Furthermore, the overarching lack of knowledge when it comes to the price of goods indicates a wider problem with budgeting, with fewer than one in four of us (24%) setting a weekly or monthly budget and four in 10 people (40%) relying on credit cards to pay for groceries on a daily or weekly basis.

The study also revealed where in the country we’re most savvy to the cost of goods, with people from Bristol correctly identifying the prices of six out of 10 items and Londoners only able to identify two. 

The item that people fared the worst at guessing the price of was two pints of semi skimmed milk, followed by a tin of baked beans and a dozen eggs. The remaining seven items among the 10 were a white sliced loaf, a tin of tuna, chocolate biscuits, a takeaway burger, a takeaway latte, a pint of lager and a pack of tea bags. 

Jacqueline Dewey, Managing Director at said: “It’s really important to keep a close eye on all spending, no matter how big or small. Good money management through regular budgeting is proven to help in the long term, whether you’re well off or trying to save.”

“Having to resort to credit cards or overdrafts to make ends meet can be bad news for your credit score. If you’re not able to keep up with repayments on the credit you use, your credit score could take a hit, meaning it may be harder to get credit when you really need it for bigger items like a car or a mortgage. Everyday spending can start to mount up if you’re not careful, but keeping an eye on your incomings and outgoings is one of the best things you can do for your credit score – and your bank balance!”

Separate your savings: Having all your money in one bank account makes it harder to track and manage. Consider splitting your money into three basic pots: short-term, long-term and emergencies (e.g. boiler break down). Often it’s helpful to aim for specific goals, so think of your long-term savings as your car or holiday fund. 

Be credit-savvy: It’s actually good for your credit score to use your credit card a small amount each month – as long as you’re not overspending or missing payments. Keep to within approximately 25% of your credit limit and try to pay off in full each month – this shows you’re responsible with credit. If you find yourself using your credit card for small, every day purchases, it’s time to think about looking at all your incomings and outgoings and sticking to a budget to make sure you’re living within your means 

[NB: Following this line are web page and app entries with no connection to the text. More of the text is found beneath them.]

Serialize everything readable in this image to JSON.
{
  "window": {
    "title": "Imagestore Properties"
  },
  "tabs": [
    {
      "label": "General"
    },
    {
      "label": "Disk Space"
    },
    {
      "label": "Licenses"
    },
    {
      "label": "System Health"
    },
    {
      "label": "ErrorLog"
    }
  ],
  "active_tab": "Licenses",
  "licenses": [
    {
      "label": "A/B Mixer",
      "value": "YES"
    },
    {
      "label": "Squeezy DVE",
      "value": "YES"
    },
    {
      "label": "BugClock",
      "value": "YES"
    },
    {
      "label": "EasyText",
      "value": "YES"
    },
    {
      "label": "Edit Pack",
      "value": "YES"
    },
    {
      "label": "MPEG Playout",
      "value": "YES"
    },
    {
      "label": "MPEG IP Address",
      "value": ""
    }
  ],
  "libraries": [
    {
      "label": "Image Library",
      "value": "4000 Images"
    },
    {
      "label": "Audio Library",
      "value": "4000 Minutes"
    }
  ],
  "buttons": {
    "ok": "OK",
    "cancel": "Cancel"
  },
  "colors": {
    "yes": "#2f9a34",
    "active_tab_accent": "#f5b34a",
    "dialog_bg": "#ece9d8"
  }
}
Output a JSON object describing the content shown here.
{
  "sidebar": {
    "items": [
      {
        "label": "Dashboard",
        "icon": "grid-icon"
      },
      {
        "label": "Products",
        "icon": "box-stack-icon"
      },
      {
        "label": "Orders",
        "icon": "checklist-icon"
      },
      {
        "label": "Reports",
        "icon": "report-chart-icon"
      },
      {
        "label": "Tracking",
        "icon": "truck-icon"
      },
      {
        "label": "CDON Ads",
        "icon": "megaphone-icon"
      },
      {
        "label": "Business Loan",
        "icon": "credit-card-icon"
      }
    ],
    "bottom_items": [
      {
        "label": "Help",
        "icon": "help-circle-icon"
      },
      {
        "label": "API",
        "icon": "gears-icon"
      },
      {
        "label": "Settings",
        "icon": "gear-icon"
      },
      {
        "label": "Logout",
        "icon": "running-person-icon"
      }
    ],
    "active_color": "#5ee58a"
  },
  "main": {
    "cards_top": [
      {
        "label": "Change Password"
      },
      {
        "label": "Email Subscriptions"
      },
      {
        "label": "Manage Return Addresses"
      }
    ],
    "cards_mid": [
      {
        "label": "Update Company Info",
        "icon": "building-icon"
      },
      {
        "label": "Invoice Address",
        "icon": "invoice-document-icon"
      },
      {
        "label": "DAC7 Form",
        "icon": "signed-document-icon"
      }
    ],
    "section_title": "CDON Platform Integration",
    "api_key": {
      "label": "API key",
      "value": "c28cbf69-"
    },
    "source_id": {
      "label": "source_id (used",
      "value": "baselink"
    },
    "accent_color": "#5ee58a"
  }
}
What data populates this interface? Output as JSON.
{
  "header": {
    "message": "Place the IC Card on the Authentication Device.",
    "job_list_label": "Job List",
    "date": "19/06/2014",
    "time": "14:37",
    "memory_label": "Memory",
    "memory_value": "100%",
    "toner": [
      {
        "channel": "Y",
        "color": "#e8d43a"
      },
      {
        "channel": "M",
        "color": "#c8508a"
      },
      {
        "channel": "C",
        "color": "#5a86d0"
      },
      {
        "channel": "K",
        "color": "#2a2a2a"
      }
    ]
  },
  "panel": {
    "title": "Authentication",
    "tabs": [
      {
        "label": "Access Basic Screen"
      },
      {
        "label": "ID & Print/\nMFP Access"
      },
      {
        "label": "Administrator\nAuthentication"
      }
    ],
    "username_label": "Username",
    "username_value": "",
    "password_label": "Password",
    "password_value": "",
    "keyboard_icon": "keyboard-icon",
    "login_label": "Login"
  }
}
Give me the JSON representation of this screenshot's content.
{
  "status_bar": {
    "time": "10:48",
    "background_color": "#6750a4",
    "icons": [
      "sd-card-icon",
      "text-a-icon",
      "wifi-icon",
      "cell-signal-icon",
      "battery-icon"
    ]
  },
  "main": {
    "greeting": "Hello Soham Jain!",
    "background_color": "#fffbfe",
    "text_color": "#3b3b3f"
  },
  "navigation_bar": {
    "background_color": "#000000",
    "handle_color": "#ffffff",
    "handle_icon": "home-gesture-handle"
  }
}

Tracking and budgeting: Establish a reasonable budget and stick to it. Try using a budgeting tool to help. There are free apps like Money Dashboard, as well as this tool from Citizens Advice. Find out your financial personality and get some top tips on saving with this quiz from Noddle.  

Pay in cash: Paying by credit and debit card is fast and easy but it can make it difficult to keep a close eye on expenditure, which can lead to nasty shocks at the end of the month. Why not take out your weekly budget in cash and leave the card at home? That way you can know exactly how much you have spent and there’s no way you can exceed your limit. 

Small cuts make big savings: A little extra planning and organisation, such as making your lunch at home, cutting down on takeaway coffees or walking instead of public transport can make a huge difference. If you spend £5 on lunch a day, this adds up to about £1000 a year. 

Save BEFORE you spend: A good way to start saving is to automate your savings by setting up a monthly direct debit for the day after you get paid. That way you don’t have to worry too much about putting away the money. You could also do this with your monthly bills so you know you can use what’s left over at your leisure. 

Credit check up: Keeping a close eye on your credit report at Noddle helps you keep track of your finances. When you check your credit score you get a snapshot of all your outstanding credit, such as mobile phone and energy bills, as well as credit cards, loans and mortgages, so you can see how much you owe and where any problems might arise. Go to to sign up.